-- Opening Marker --

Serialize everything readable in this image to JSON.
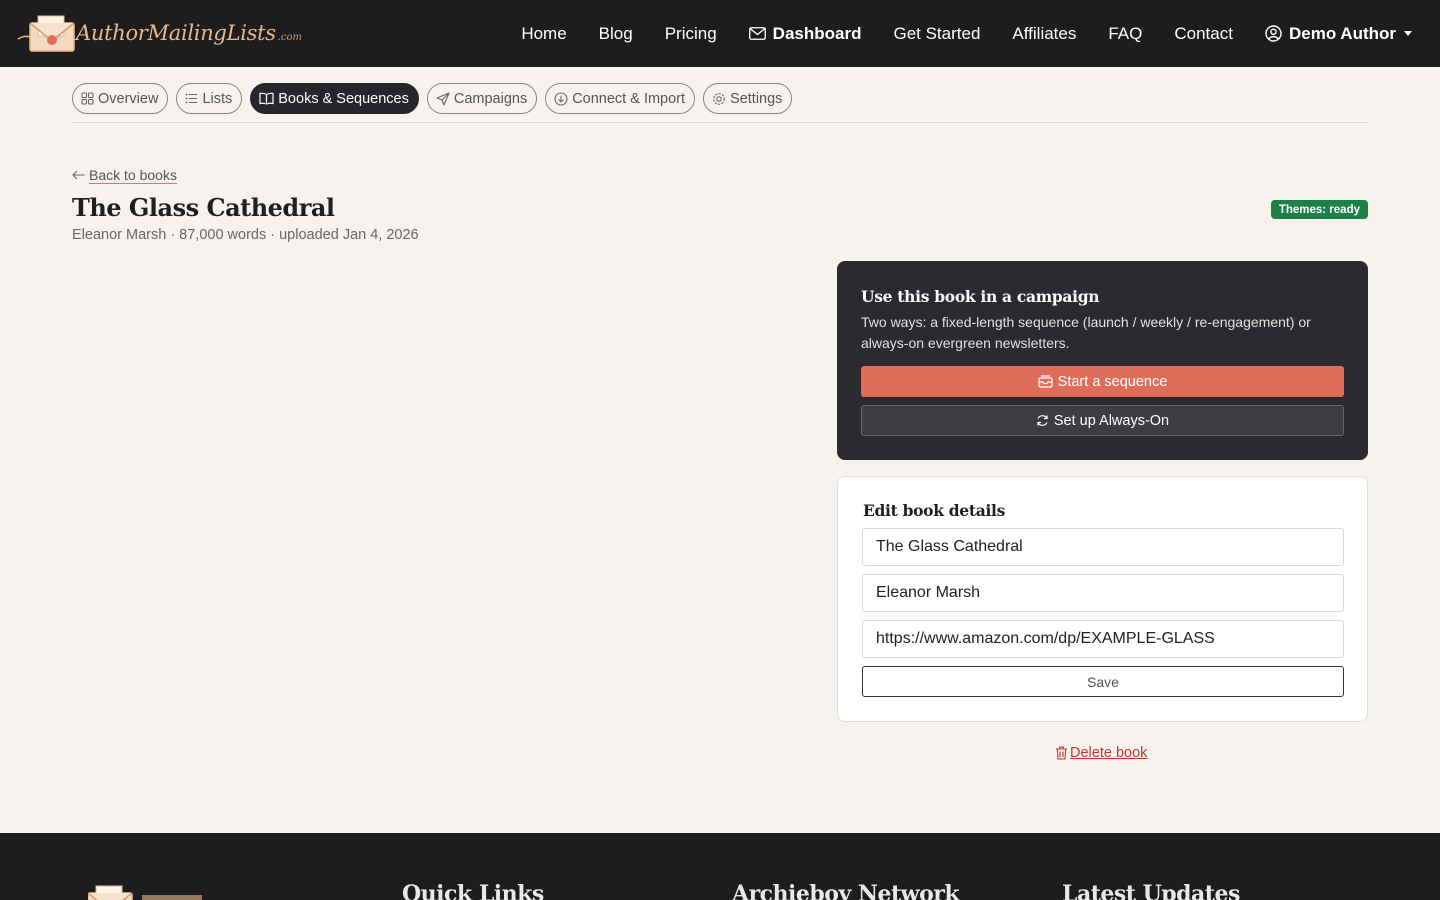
{
  "brand": {
    "name": "AuthorMailingLists",
    "suffix": ".com"
  },
  "nav": {
    "home": "Home",
    "blog": "Blog",
    "pricing": "Pricing",
    "dashboard": "Dashboard",
    "get_started": "Get Started",
    "affiliates": "Affiliates",
    "faq": "FAQ",
    "contact": "Contact",
    "user": "Demo Author"
  },
  "tabs": {
    "overview": "Overview",
    "lists": "Lists",
    "books": "Books & Sequences",
    "campaigns": "Campaigns",
    "connect": "Connect & Import",
    "settings": "Settings"
  },
  "book": {
    "back": "Back to books",
    "title": "The Glass Cathedral",
    "meta": "Eleanor Marsh · 87,000 words · uploaded Jan 4, 2026",
    "badge": "Themes: ready"
  },
  "campaign": {
    "heading": "Use this book in a campaign",
    "description": "Two ways: a fixed-length sequence (launch / weekly / re-engagement) or always-on evergreen newsletters.",
    "start_sequence": "Start a sequence",
    "always_on": "Set up Always-On"
  },
  "edit": {
    "heading": "Edit book details",
    "title_value": "The Glass Cathedral",
    "author_value": "Eleanor Marsh",
    "url_value": "https://www.amazon.com/dp/EXAMPLE-GLASS",
    "save": "Save"
  },
  "delete": "Delete book",
  "footer": {
    "quick_links": "Quick Links",
    "network": "Archieboy Network",
    "updates": "Latest Updates"
  },
  "colors": {
    "accent": "#e06c5a",
    "dark": "#1d1d20",
    "badge": "#1d8049",
    "danger": "#c0392b"
  }
}
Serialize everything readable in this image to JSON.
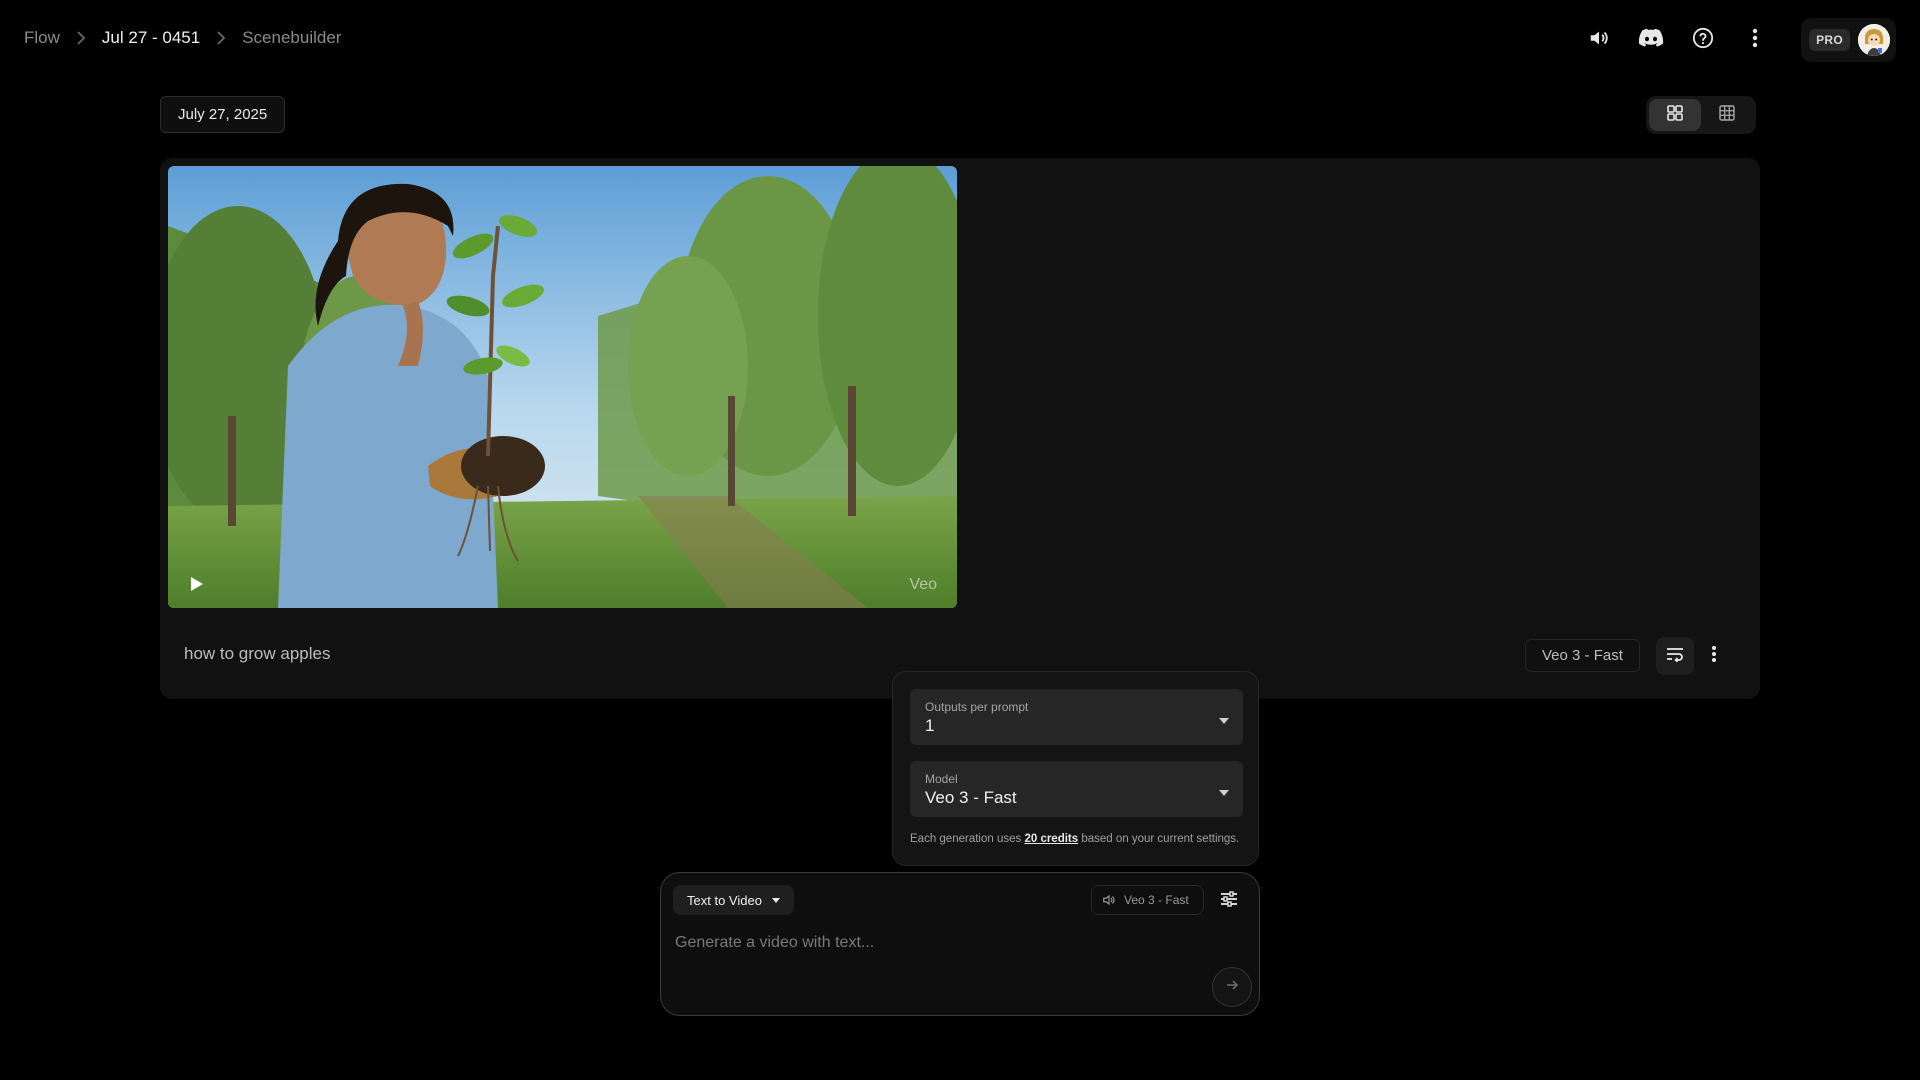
{
  "breadcrumb": {
    "root": "Flow",
    "project": "Jul 27 - 0451",
    "page": "Scenebuilder"
  },
  "topbar": {
    "icons": [
      "volume-icon",
      "discord-icon",
      "help-icon",
      "more-vert-icon"
    ],
    "plan_badge": "PRO"
  },
  "date_chip": "July 27, 2025",
  "view_toggle": {
    "options": [
      "grid-large-icon",
      "grid-small-icon"
    ],
    "selected": "grid-large-icon"
  },
  "card": {
    "video_watermark": "Veo",
    "prompt": "how to grow apples",
    "model_chip": "Veo 3 - Fast"
  },
  "settings": {
    "outputs_label": "Outputs per prompt",
    "outputs_value": "1",
    "model_label": "Model",
    "model_value": "Veo 3 - Fast",
    "credits_prefix": "Each generation uses ",
    "credits_link": "20 credits",
    "credits_suffix": " based on your current settings."
  },
  "composer": {
    "mode": "Text to Video",
    "model_chip": "Veo 3 - Fast",
    "placeholder": "Generate a video with text..."
  },
  "colors": {
    "background": "#000000",
    "card": "#111111",
    "accent_text": "#f2f2f2"
  }
}
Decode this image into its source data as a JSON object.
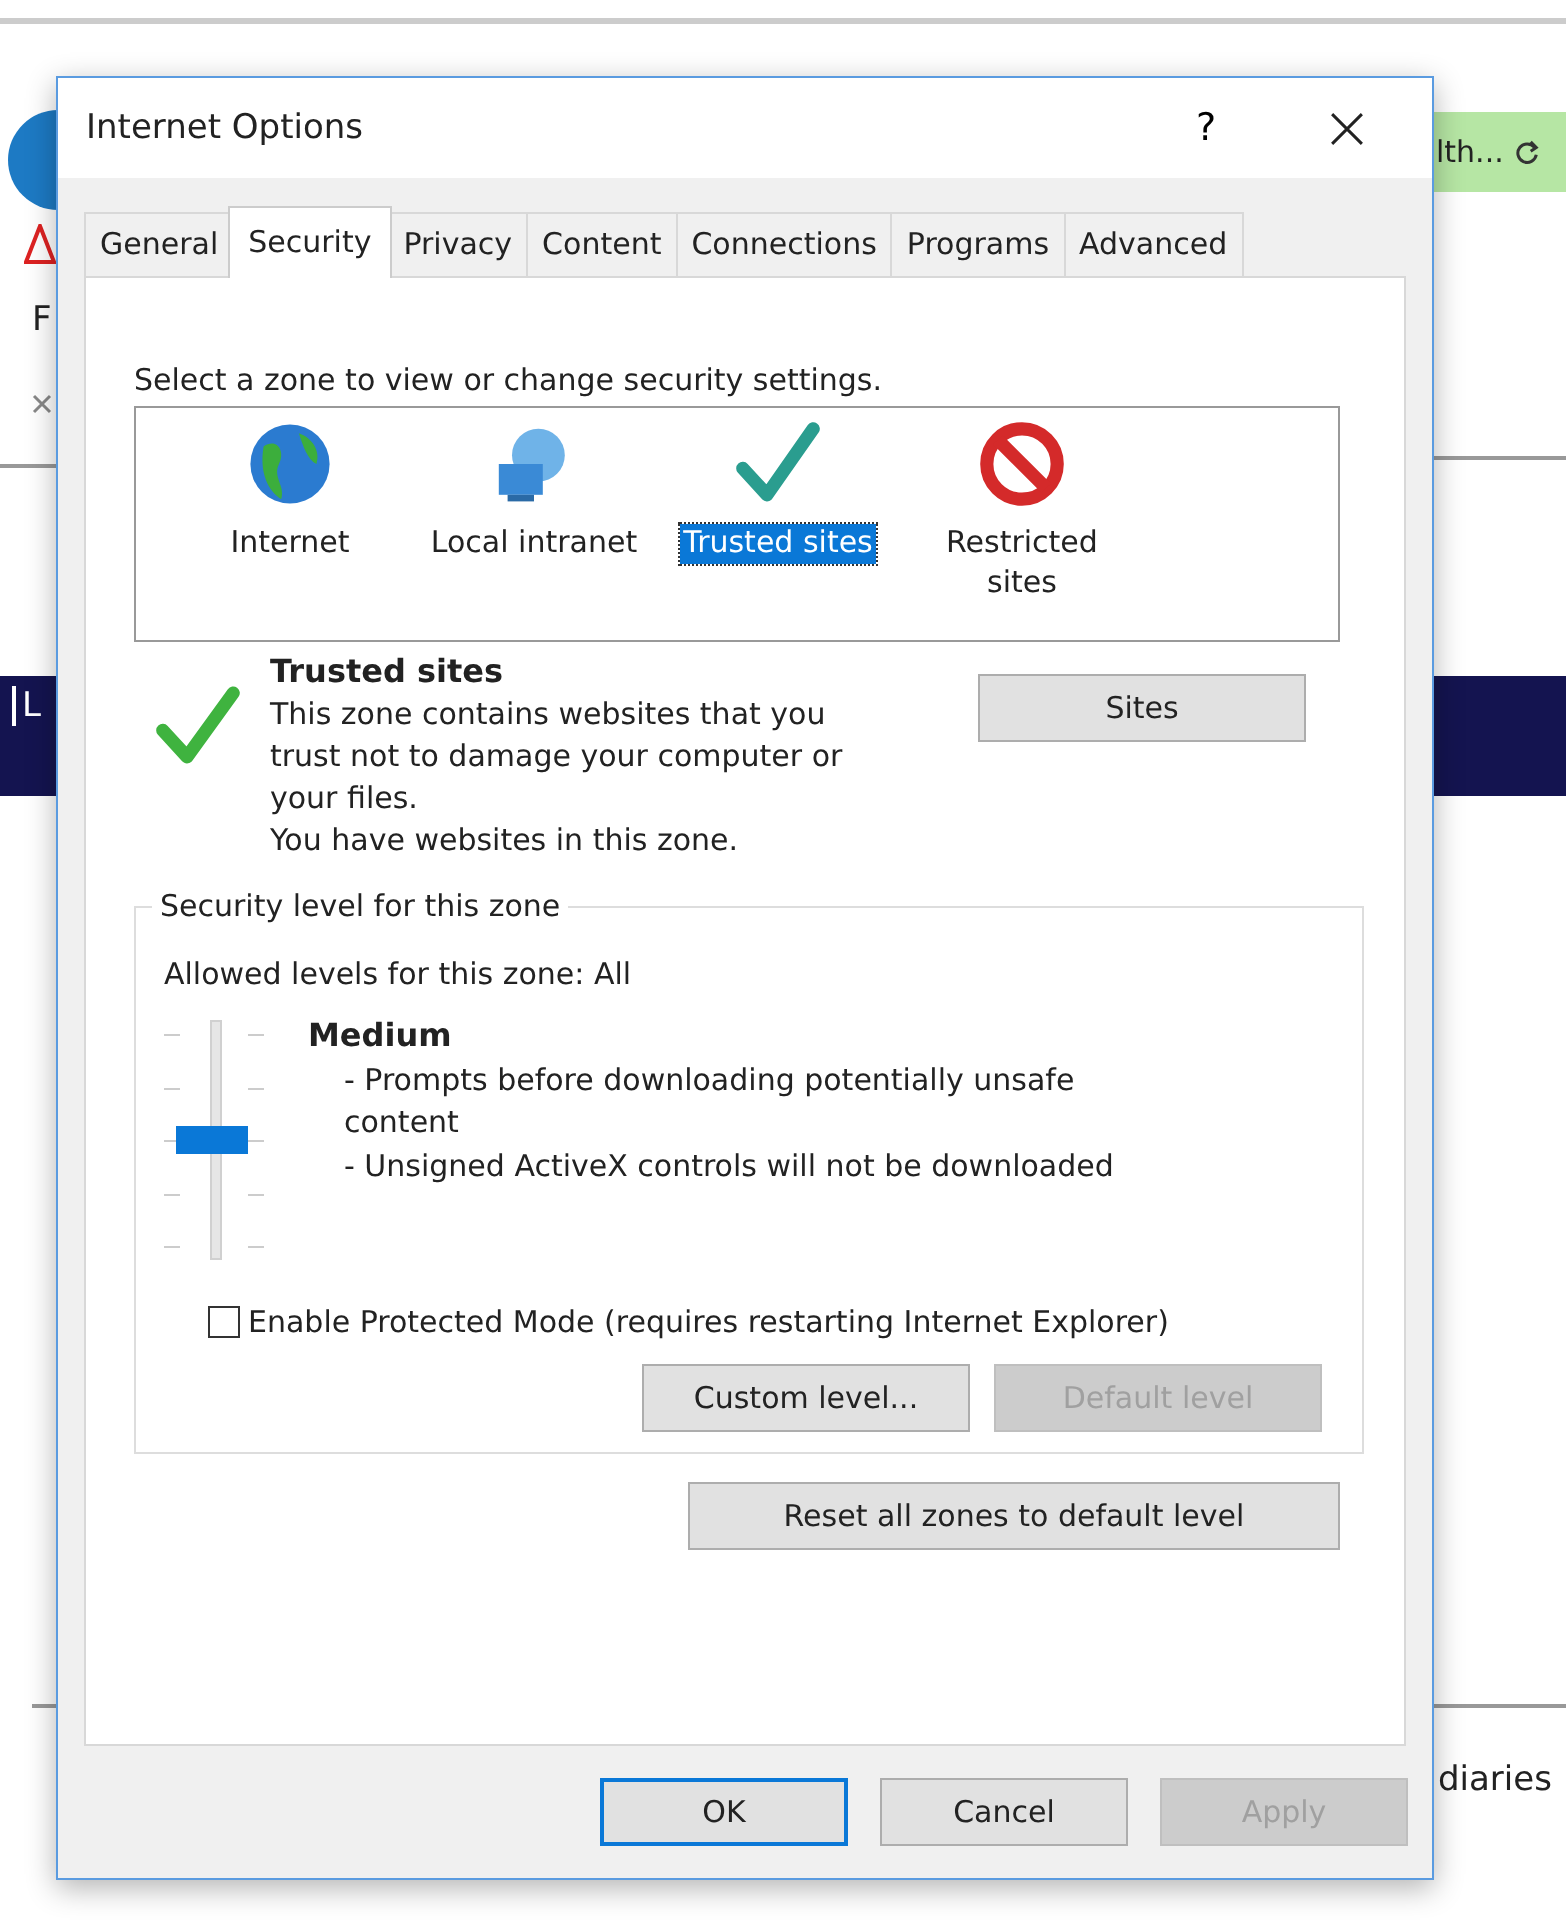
{
  "background": {
    "badge": "lth...",
    "letters": [
      "F",
      "L"
    ],
    "text": "diaries"
  },
  "window": {
    "title": "Internet Options",
    "help": "?"
  },
  "tabs": [
    {
      "label": "General",
      "selected": false
    },
    {
      "label": "Security",
      "selected": true
    },
    {
      "label": "Privacy",
      "selected": false
    },
    {
      "label": "Content",
      "selected": false
    },
    {
      "label": "Connections",
      "selected": false
    },
    {
      "label": "Programs",
      "selected": false
    },
    {
      "label": "Advanced",
      "selected": false
    }
  ],
  "zone_prompt": "Select a zone to view or change security settings.",
  "zones": [
    {
      "label": "Internet",
      "kind": "globe",
      "selected": false
    },
    {
      "label": "Local intranet",
      "kind": "intranet",
      "selected": false
    },
    {
      "label": "Trusted sites",
      "kind": "check",
      "selected": true
    },
    {
      "label": "Restricted sites",
      "kind": "blocked",
      "selected": false
    }
  ],
  "zone_info": {
    "title": "Trusted sites",
    "description": "This zone contains websites that you trust not to damage your computer or your files.",
    "note": "You have websites in this zone.",
    "button": "Sites"
  },
  "security_level": {
    "legend": "Security level for this zone",
    "allowed": "Allowed levels for this zone: All",
    "level": 0.5,
    "level_name": "Medium",
    "points": [
      "- Prompts before downloading potentially unsafe content",
      "- Unsigned ActiveX controls will not be downloaded"
    ],
    "protected_mode": {
      "label": "Enable Protected Mode (requires restarting Internet Explorer)",
      "checked": false
    },
    "buttons": [
      {
        "label": "Custom level...",
        "disabled": false
      },
      {
        "label": "Default level",
        "disabled": true
      }
    ]
  },
  "reset_button": "Reset all zones to default level",
  "footer_buttons": [
    {
      "label": "OK",
      "default": true,
      "disabled": false
    },
    {
      "label": "Cancel",
      "default": false,
      "disabled": false
    },
    {
      "label": "Apply",
      "default": false,
      "disabled": true
    }
  ]
}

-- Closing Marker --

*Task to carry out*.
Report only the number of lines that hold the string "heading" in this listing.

*Reply to the task*.
2